Frosty's Winter Wonderland
What parents need to know
Parents Need to Know
Parents need to know that this holiday movie is harmless fluff, just right for getting in the spirit of the season when the better-loved classics have already been viewed. The Jack Frost character may be mildly creepy for very young children. Characters demonstrate positive models of friendship and caring. This is one holiday special that doesn't even mention Christmas so it's suitable for families of many faith traditions.
What's the story?
Narrated by Andy Griffith, FROSTY'S WINTER WONDERLAND comes with a heavy dose of sing-along holiday music and the same animation style as the original. Frosty (voiced by Jackie Vernon) has returned from the North Pole and feels lonely as he watches the children retreat inside -- where he'd melt -- each night. So the kids build him a snow-wife named Crystal (Shelley Winters) and a snow parson to marry them. Meanwhile jealous ice-blue Jack Frost tries to quash Frosty's popularity with the children, but finds out it's not as easy as it looks.
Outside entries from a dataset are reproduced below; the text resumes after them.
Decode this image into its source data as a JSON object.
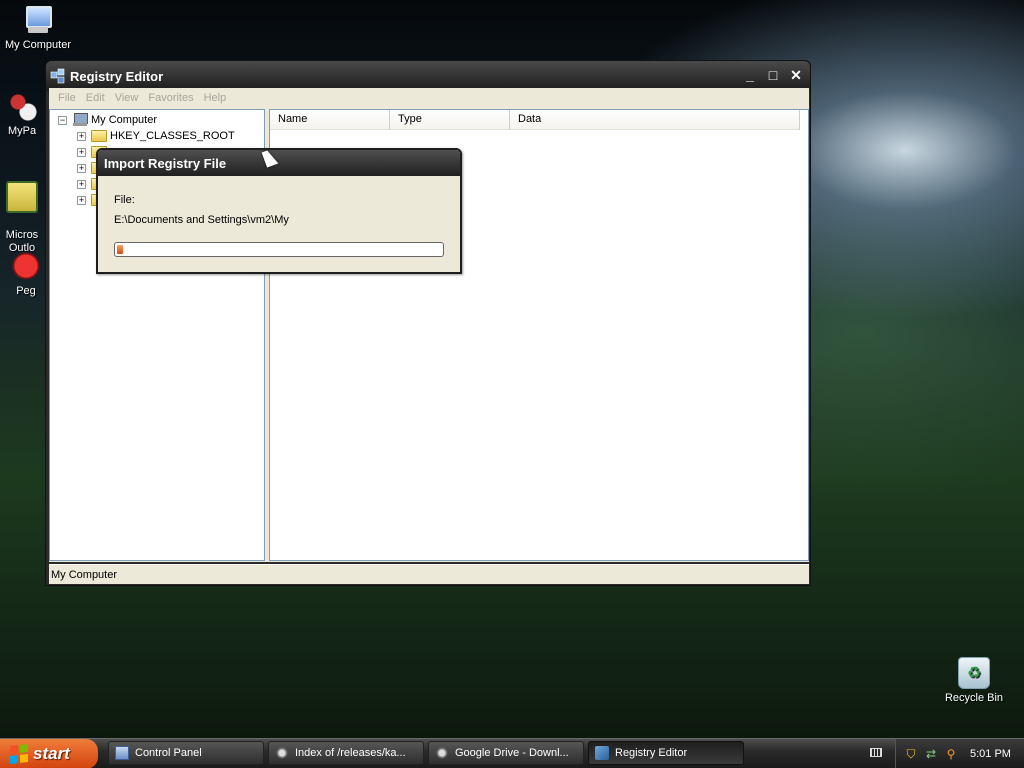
{
  "desktop": {
    "icons": [
      {
        "label": "My Computer",
        "icon": "computer-icon"
      },
      {
        "label": "MyPa",
        "icon": "mypal-icon"
      },
      {
        "label": "Micros\nOutlo",
        "icon": "outlook-icon"
      },
      {
        "label": "Peg",
        "icon": "peg-icon"
      },
      {
        "label": "Recycle Bin",
        "icon": "recycle-bin-icon"
      }
    ]
  },
  "window": {
    "title": "Registry Editor",
    "controls": {
      "minimize": "_",
      "maximize": "□",
      "close": "✕"
    },
    "menu": [
      "File",
      "Edit",
      "View",
      "Favorites",
      "Help"
    ],
    "tree": {
      "root": "My Computer",
      "items": [
        "HKEY_CLASSES_ROOT"
      ]
    },
    "columns": [
      "Name",
      "Type",
      "Data"
    ],
    "status": "My Computer"
  },
  "dialog": {
    "title": "Import Registry File",
    "file_label": "File:",
    "file_path": "E:\\Documents and Settings\\vm2\\My",
    "progress": 0.02
  },
  "taskbar": {
    "start_label": "start",
    "tasks": [
      {
        "label": "Control Panel",
        "icon": "control-panel-icon"
      },
      {
        "label": "Index of /releases/ka...",
        "icon": "web-icon"
      },
      {
        "label": "Google Drive - Downl...",
        "icon": "web-icon"
      },
      {
        "label": "Registry Editor",
        "icon": "registry-icon",
        "active": true
      }
    ],
    "clock": "5:01 PM"
  }
}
Is it any good?
Like that fourth cookie from the holiday dessert table, this sequel may serve only as seasonal excess, but that's not always such a bad thing. This sequel may lack a real plot, but it also forgoes the sadness that made the first movie a bit heavy for younger kids.
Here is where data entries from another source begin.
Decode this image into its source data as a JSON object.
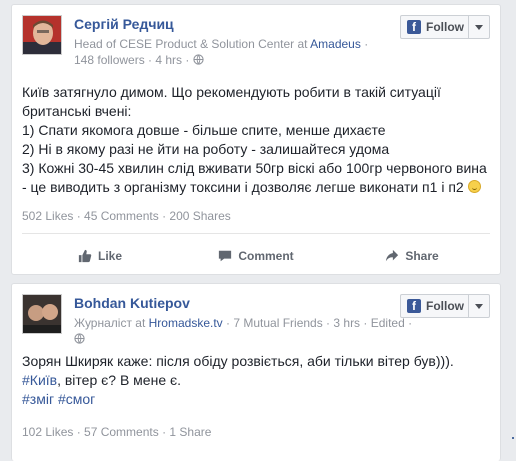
{
  "post1": {
    "author": "Сергій Редчиц",
    "subtitle_role": "Head of CESE Product & Solution Center at",
    "subtitle_company": "Amadeus",
    "subtitle_followers": "· 148 followers · 4 hrs ·",
    "follow_label": "Follow",
    "body_lines": [
      "Київ затягнуло димом. Що рекомендують робити в такій ситуації",
      "британські вчені:",
      "1) Спати якомога довше - більше спите, менше дихаєте",
      "2) Ні в якому разі не йти на роботу - залишайтеся удома",
      "3) Кожні 30-45 хвилин слід вживати 50гр віскі або 100гр червоного вина",
      "- це виводить з організму токсини і дозволяє легше виконати п1 і п2"
    ],
    "stats": "502 Likes · 45 Comments · 200 Shares",
    "actions": {
      "like": "Like",
      "comment": "Comment",
      "share": "Share"
    }
  },
  "post2": {
    "author": "Bohdan Kutiepov",
    "subtitle_role": "Журналіст at",
    "subtitle_company": "Hromadske.tv",
    "subtitle_rest": "· 7 Mutual Friends · 3 hrs · Edited ·",
    "follow_label": "Follow",
    "body_line1": "Зорян Шкиряк каже: після обіду розвіється, аби тільки вітер був))).",
    "body_tag1": "#Київ",
    "body_line2_rest": ", вітер є? В мене є.",
    "body_tag2": "#зміг",
    "body_tag3": "#смог",
    "stats": "102 Likes · 57 Comments · 1 Share"
  },
  "colors": {
    "link": "#365899",
    "meta": "#90949c",
    "facebook": "#3b5998"
  },
  "icons": [
    "facebook-icon",
    "chevron-down-icon",
    "like-icon",
    "comment-icon",
    "share-icon",
    "globe-icon",
    "smiley-icon"
  ]
}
One of the nice but quiet messages in the movie is that Frosty's magic doesn't just come from his hat, and that it's really love that gives the characters their spirit. That's a good message any time of the year, but especially at the holidays.
Families can talk about...
Families can talk about why Frosty might be lonely now that he's back from visiting the North Pole. For families in snowier climates, it might be fun to build Frosty and Crystal in a yard or park. If that's not a possibility, what could you make a snowman out of in your own home -- pillows? Construction paper? Lace doilies?